- Work request: What lines of the data hold the string "JSON"? Copy them all.

Start of Block

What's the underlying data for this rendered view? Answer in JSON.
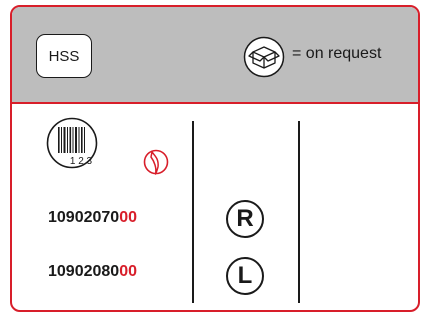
{
  "header": {
    "hss_label": "HSS",
    "packaging_note": "= on request"
  },
  "barcode_digits": "1 2 3",
  "articles": [
    {
      "number_main": "10902070",
      "number_suffix": "00",
      "direction": "R"
    },
    {
      "number_main": "10902080",
      "number_suffix": "00",
      "direction": "L"
    }
  ],
  "colors": {
    "border": "#d81e2a",
    "header_bg": "#bdbdbd",
    "accent": "#d81e2a",
    "text": "#1a1a1a"
  },
  "icons": [
    "box-icon",
    "barcode-icon",
    "drill-icon"
  ]
}
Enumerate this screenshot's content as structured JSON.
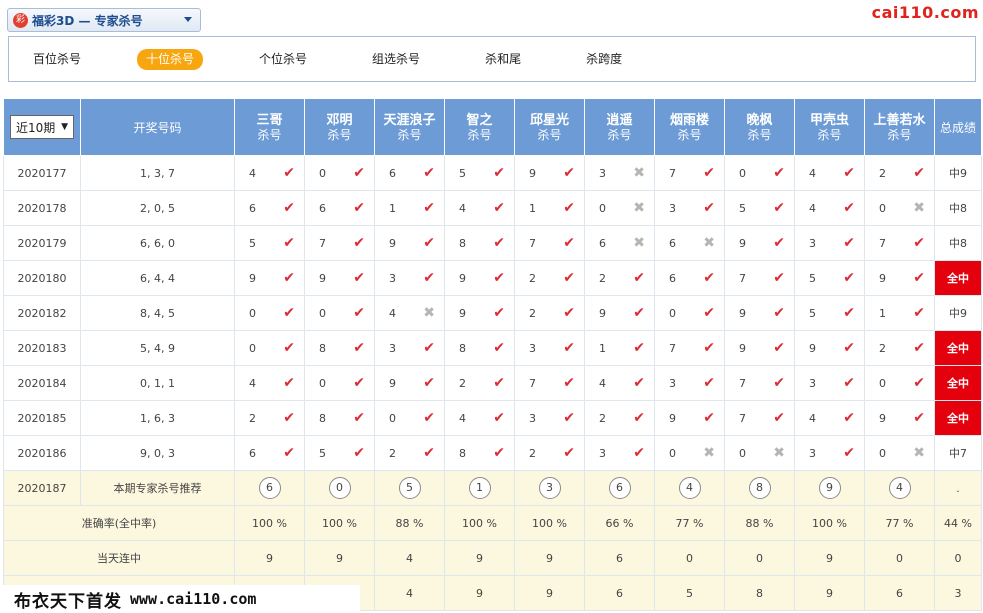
{
  "header": {
    "logo_badge": "彩",
    "lottery_title": "福彩3D — 专家杀号",
    "site_logo": "cai110.com"
  },
  "tabs": [
    {
      "label": "百位杀号",
      "active": false
    },
    {
      "label": "十位杀号",
      "active": true
    },
    {
      "label": "个位杀号",
      "active": false
    },
    {
      "label": "组选杀号",
      "active": false
    },
    {
      "label": "杀和尾",
      "active": false
    },
    {
      "label": "杀跨度",
      "active": false
    }
  ],
  "table": {
    "period_select": "近10期",
    "draw_header": "开奖号码",
    "total_header": "总成绩",
    "expert_sub": "杀号",
    "experts": [
      "三哥",
      "邓明",
      "天涯浪子",
      "智之",
      "邱星光",
      "逍遥",
      "烟雨楼",
      "晚枫",
      "甲壳虫",
      "上善若水"
    ],
    "rows": [
      {
        "issue": "2020177",
        "draw": "1, 3, 7",
        "total": "中9",
        "full": false,
        "cells": [
          [
            "4",
            "hit"
          ],
          [
            "0",
            "hit"
          ],
          [
            "6",
            "hit"
          ],
          [
            "5",
            "hit"
          ],
          [
            "9",
            "hit"
          ],
          [
            "3",
            "miss"
          ],
          [
            "7",
            "hit"
          ],
          [
            "0",
            "hit"
          ],
          [
            "4",
            "hit"
          ],
          [
            "2",
            "hit"
          ]
        ]
      },
      {
        "issue": "2020178",
        "draw": "2, 0, 5",
        "total": "中8",
        "full": false,
        "cells": [
          [
            "6",
            "hit"
          ],
          [
            "6",
            "hit"
          ],
          [
            "1",
            "hit"
          ],
          [
            "4",
            "hit"
          ],
          [
            "1",
            "hit"
          ],
          [
            "0",
            "miss"
          ],
          [
            "3",
            "hit"
          ],
          [
            "5",
            "hit"
          ],
          [
            "4",
            "hit"
          ],
          [
            "0",
            "miss"
          ]
        ]
      },
      {
        "issue": "2020179",
        "draw": "6, 6, 0",
        "total": "中8",
        "full": false,
        "cells": [
          [
            "5",
            "hit"
          ],
          [
            "7",
            "hit"
          ],
          [
            "9",
            "hit"
          ],
          [
            "8",
            "hit"
          ],
          [
            "7",
            "hit"
          ],
          [
            "6",
            "miss"
          ],
          [
            "6",
            "miss"
          ],
          [
            "9",
            "hit"
          ],
          [
            "3",
            "hit"
          ],
          [
            "7",
            "hit"
          ]
        ]
      },
      {
        "issue": "2020180",
        "draw": "6, 4, 4",
        "total": "全中",
        "full": true,
        "cells": [
          [
            "9",
            "hit"
          ],
          [
            "9",
            "hit"
          ],
          [
            "3",
            "hit"
          ],
          [
            "9",
            "hit"
          ],
          [
            "2",
            "hit"
          ],
          [
            "2",
            "hit"
          ],
          [
            "6",
            "hit"
          ],
          [
            "7",
            "hit"
          ],
          [
            "5",
            "hit"
          ],
          [
            "9",
            "hit"
          ]
        ]
      },
      {
        "issue": "2020182",
        "draw": "8, 4, 5",
        "total": "中9",
        "full": false,
        "cells": [
          [
            "0",
            "hit"
          ],
          [
            "0",
            "hit"
          ],
          [
            "4",
            "miss"
          ],
          [
            "9",
            "hit"
          ],
          [
            "2",
            "hit"
          ],
          [
            "9",
            "hit"
          ],
          [
            "0",
            "hit"
          ],
          [
            "9",
            "hit"
          ],
          [
            "5",
            "hit"
          ],
          [
            "1",
            "hit"
          ]
        ]
      },
      {
        "issue": "2020183",
        "draw": "5, 4, 9",
        "total": "全中",
        "full": true,
        "cells": [
          [
            "0",
            "hit"
          ],
          [
            "8",
            "hit"
          ],
          [
            "3",
            "hit"
          ],
          [
            "8",
            "hit"
          ],
          [
            "3",
            "hit"
          ],
          [
            "1",
            "hit"
          ],
          [
            "7",
            "hit"
          ],
          [
            "9",
            "hit"
          ],
          [
            "9",
            "hit"
          ],
          [
            "2",
            "hit"
          ]
        ]
      },
      {
        "issue": "2020184",
        "draw": "0, 1, 1",
        "total": "全中",
        "full": true,
        "cells": [
          [
            "4",
            "hit"
          ],
          [
            "0",
            "hit"
          ],
          [
            "9",
            "hit"
          ],
          [
            "2",
            "hit"
          ],
          [
            "7",
            "hit"
          ],
          [
            "4",
            "hit"
          ],
          [
            "3",
            "hit"
          ],
          [
            "7",
            "hit"
          ],
          [
            "3",
            "hit"
          ],
          [
            "0",
            "hit"
          ]
        ]
      },
      {
        "issue": "2020185",
        "draw": "1, 6, 3",
        "total": "全中",
        "full": true,
        "cells": [
          [
            "2",
            "hit"
          ],
          [
            "8",
            "hit"
          ],
          [
            "0",
            "hit"
          ],
          [
            "4",
            "hit"
          ],
          [
            "3",
            "hit"
          ],
          [
            "2",
            "hit"
          ],
          [
            "9",
            "hit"
          ],
          [
            "7",
            "hit"
          ],
          [
            "4",
            "hit"
          ],
          [
            "9",
            "hit"
          ]
        ]
      },
      {
        "issue": "2020186",
        "draw": "9, 0, 3",
        "total": "中7",
        "full": false,
        "cells": [
          [
            "6",
            "hit"
          ],
          [
            "5",
            "hit"
          ],
          [
            "2",
            "hit"
          ],
          [
            "8",
            "hit"
          ],
          [
            "2",
            "hit"
          ],
          [
            "3",
            "hit"
          ],
          [
            "0",
            "miss"
          ],
          [
            "0",
            "miss"
          ],
          [
            "3",
            "hit"
          ],
          [
            "0",
            "miss"
          ]
        ]
      }
    ],
    "recommend": {
      "issue": "2020187",
      "label": "本期专家杀号推荐",
      "balls": [
        "6",
        "0",
        "5",
        "1",
        "3",
        "6",
        "4",
        "8",
        "9",
        "4"
      ],
      "total": "."
    },
    "accuracy": {
      "label": "准确率(全中率)",
      "values": [
        "100 %",
        "100 %",
        "88 %",
        "100 %",
        "100 %",
        "66 %",
        "77 %",
        "88 %",
        "100 %",
        "77 %"
      ],
      "total": "44 %"
    },
    "streak": {
      "label": "当天连中",
      "values": [
        "9",
        "9",
        "4",
        "9",
        "9",
        "6",
        "0",
        "0",
        "9",
        "0"
      ],
      "total": "0"
    },
    "max_streak": {
      "label": "",
      "values": [
        "",
        "",
        "4",
        "9",
        "9",
        "6",
        "5",
        "8",
        "9",
        "6"
      ],
      "total": "3"
    }
  },
  "marks": {
    "hit": "✔",
    "miss": "✖"
  },
  "watermark": {
    "cn": "布衣天下首发",
    "url": "www.cai110.com"
  },
  "colors": {
    "header_blue": "#6c9bd6",
    "accent_orange": "#f7a60f",
    "full_hit_red": "#e5000d",
    "hit_red": "#dd2a35",
    "stat_yellow": "#fcf8df"
  }
}
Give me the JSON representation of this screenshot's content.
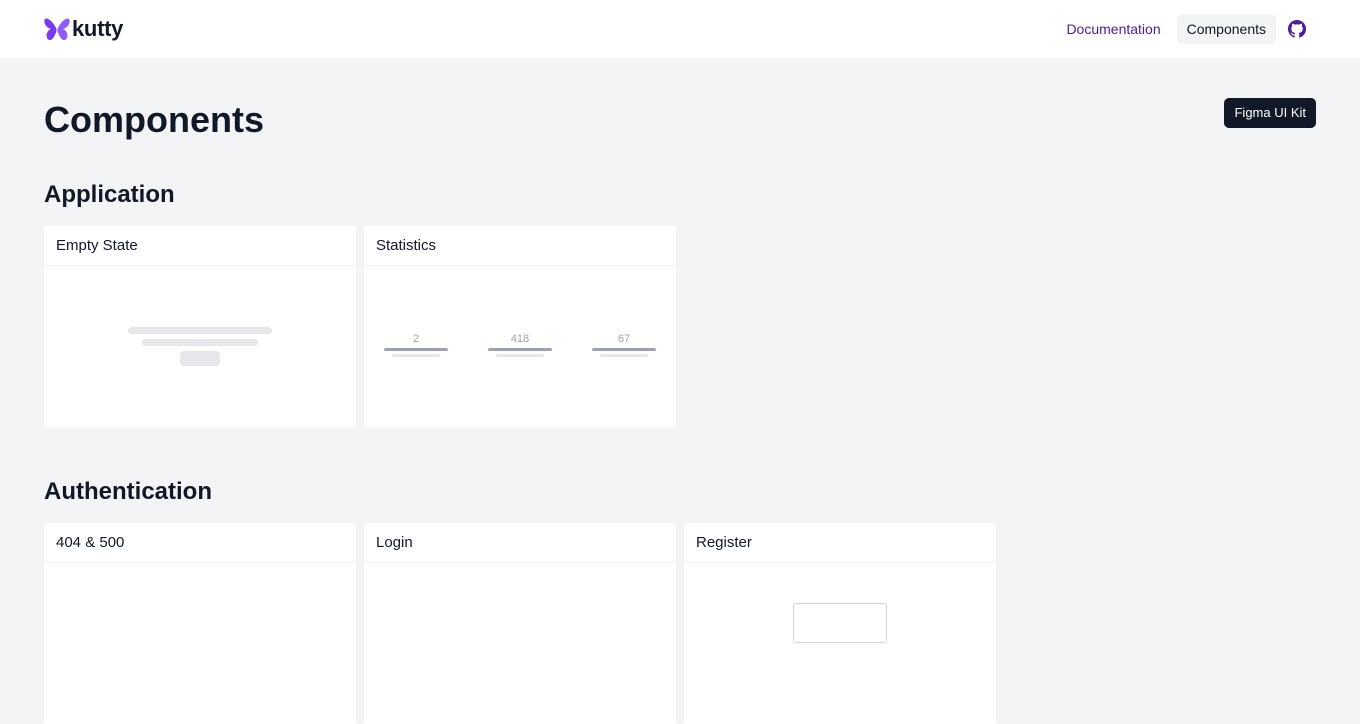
{
  "header": {
    "logo_text": "kutty",
    "logo_icon": "butterfly-icon",
    "nav": [
      {
        "label": "Documentation",
        "active": false
      },
      {
        "label": "Components",
        "active": true
      }
    ],
    "github_icon": "github-icon"
  },
  "page": {
    "title": "Components",
    "figma_button": "Figma UI Kit"
  },
  "sections": [
    {
      "title": "Application",
      "cards": [
        {
          "title": "Empty State"
        },
        {
          "title": "Statistics",
          "stats": [
            "2",
            "418",
            "67"
          ]
        }
      ]
    },
    {
      "title": "Authentication",
      "cards": [
        {
          "title": "404 & 500"
        },
        {
          "title": "Login"
        },
        {
          "title": "Register"
        }
      ]
    }
  ],
  "colors": {
    "accent": "#7c3aed",
    "page_bg": "#f3f4f6",
    "text_dark": "#111827",
    "nav_link": "#4c1d95"
  }
}
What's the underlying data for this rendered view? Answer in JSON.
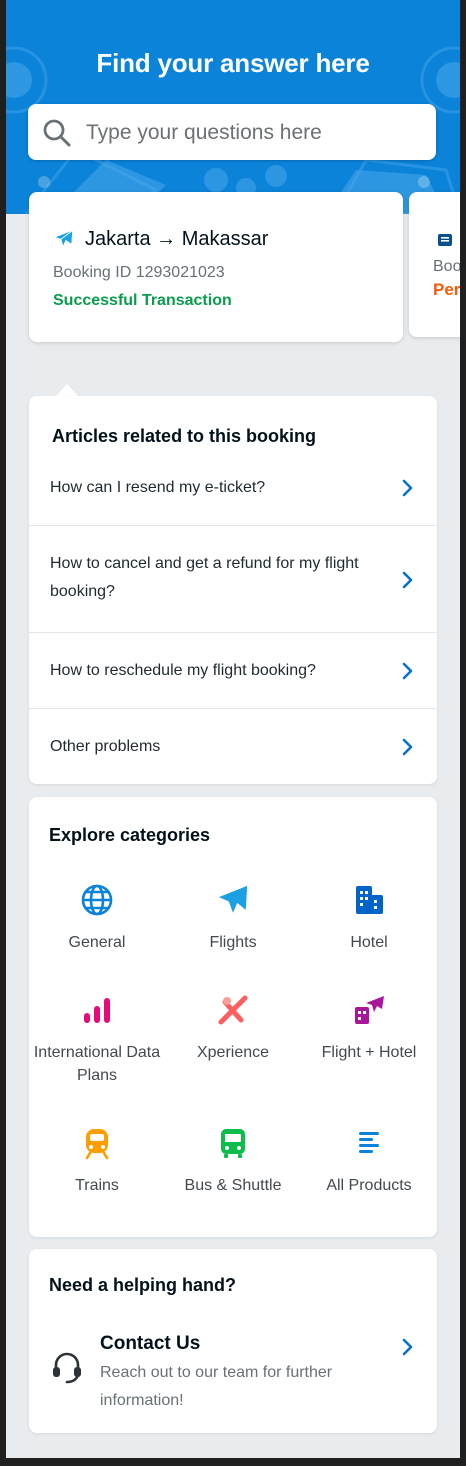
{
  "colors": {
    "brand_blue": "#0b83d9",
    "link_blue": "#0770cd",
    "success_green": "#0a9d4e",
    "pending_orange": "#f25b0c",
    "background": "#e8ecee"
  },
  "hero": {
    "title": "Find your answer here",
    "search_placeholder": "Type your questions here",
    "search_icon": "search-icon"
  },
  "bookings": [
    {
      "icon": "airplane-icon",
      "route": "Jakarta → Makassar",
      "booking_id": "Booking ID 1293021023",
      "status": "Successful Transaction"
    },
    {
      "icon": "document-icon",
      "booking_id": "Boo",
      "status": "Per"
    }
  ],
  "articles": {
    "title": "Articles related to this booking",
    "items": [
      {
        "label": "How can I resend my e-ticket?"
      },
      {
        "label": "How to cancel and get a refund for my flight booking?"
      },
      {
        "label": "How to reschedule my flight booking?"
      },
      {
        "label": "Other problems"
      }
    ]
  },
  "categories": {
    "title": "Explore categories",
    "items": [
      {
        "label": "General",
        "icon": "globe-icon",
        "color": "#0b83d9"
      },
      {
        "label": "Flights",
        "icon": "airplane-icon",
        "color": "#1ba0e2"
      },
      {
        "label": "Hotel",
        "icon": "building-icon",
        "color": "#0264c8"
      },
      {
        "label": "International Data Plans",
        "icon": "signal-bars-icon",
        "color": "#e7097a"
      },
      {
        "label": "Xperience",
        "icon": "xperience-icon",
        "color": "#ff5e5e"
      },
      {
        "label": "Flight + Hotel",
        "icon": "flight-hotel-icon",
        "color": "#a8169b"
      },
      {
        "label": "Trains",
        "icon": "train-icon",
        "color": "#ff9e00"
      },
      {
        "label": "Bus & Shuttle",
        "icon": "bus-icon",
        "color": "#0dbd4c"
      },
      {
        "label": "All Products",
        "icon": "list-icon",
        "color": "#0b83d9"
      }
    ]
  },
  "help": {
    "title": "Need a helping hand?",
    "contact_title": "Contact Us",
    "contact_desc": "Reach out to our team for further information!"
  }
}
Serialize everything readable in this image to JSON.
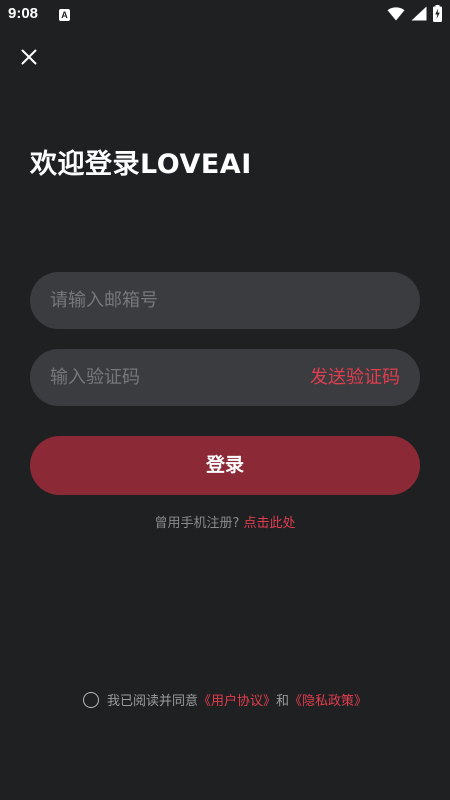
{
  "status_bar": {
    "time": "9:08",
    "a_icon_letter": "A",
    "icons": [
      "notification-a-icon",
      "wifi-icon",
      "signal-icon",
      "battery-charging-icon"
    ]
  },
  "header": {
    "close_icon": "close-icon",
    "title": "欢迎登录LOVEAI"
  },
  "form": {
    "email_placeholder": "请输入邮箱号",
    "code_placeholder": "输入验证码",
    "send_code_label": "发送验证码",
    "login_label": "登录"
  },
  "register": {
    "prompt": "曾用手机注册?",
    "link": "点击此处"
  },
  "agreement": {
    "prefix": "我已阅读并同意",
    "user_agreement": "《用户协议》",
    "conjunction": "和",
    "privacy_policy": "《隐私政策》",
    "checked": false
  },
  "colors": {
    "background": "#1f2022",
    "field_background": "#3b3c40",
    "accent": "#e23d4f",
    "login_button": "#8b2a36"
  }
}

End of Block

- Answer to the exercise:
What's the underlying data for this rendered view? Answer in JSON.
Enumerate this screenshot's content as structured JSON.
Give me the JSON representation of this screenshot's content.
What's the underlying data for this rendered view? Answer in JSON.
Serialize everything readable in this image to JSON.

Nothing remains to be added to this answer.